(Component data from apps and pages)
*****

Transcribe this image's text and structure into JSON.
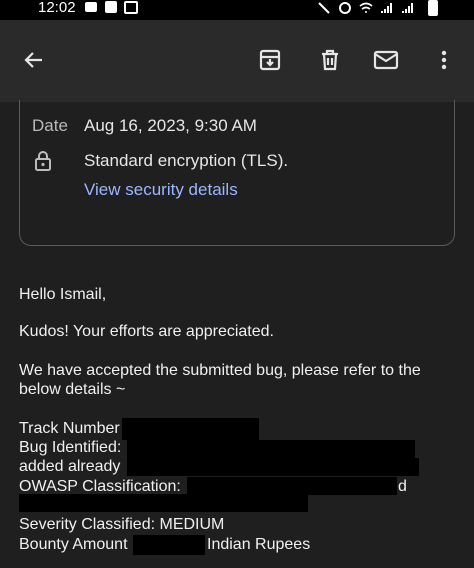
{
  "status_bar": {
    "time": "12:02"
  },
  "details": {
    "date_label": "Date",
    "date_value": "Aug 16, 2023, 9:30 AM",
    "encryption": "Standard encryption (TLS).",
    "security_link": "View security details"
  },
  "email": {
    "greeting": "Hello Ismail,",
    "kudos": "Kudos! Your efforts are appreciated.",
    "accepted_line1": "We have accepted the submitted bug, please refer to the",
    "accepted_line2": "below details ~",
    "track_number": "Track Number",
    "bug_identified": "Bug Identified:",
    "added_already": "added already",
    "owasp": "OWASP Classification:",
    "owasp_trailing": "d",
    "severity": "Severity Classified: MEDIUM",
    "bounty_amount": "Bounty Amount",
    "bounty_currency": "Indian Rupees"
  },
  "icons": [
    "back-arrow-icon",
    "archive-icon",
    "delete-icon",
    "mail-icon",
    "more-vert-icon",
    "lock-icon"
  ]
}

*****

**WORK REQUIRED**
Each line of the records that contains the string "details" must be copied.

**ANSWER**
  "details": {
    "security_link": "View security details"
    "accepted_line2": "below details ~",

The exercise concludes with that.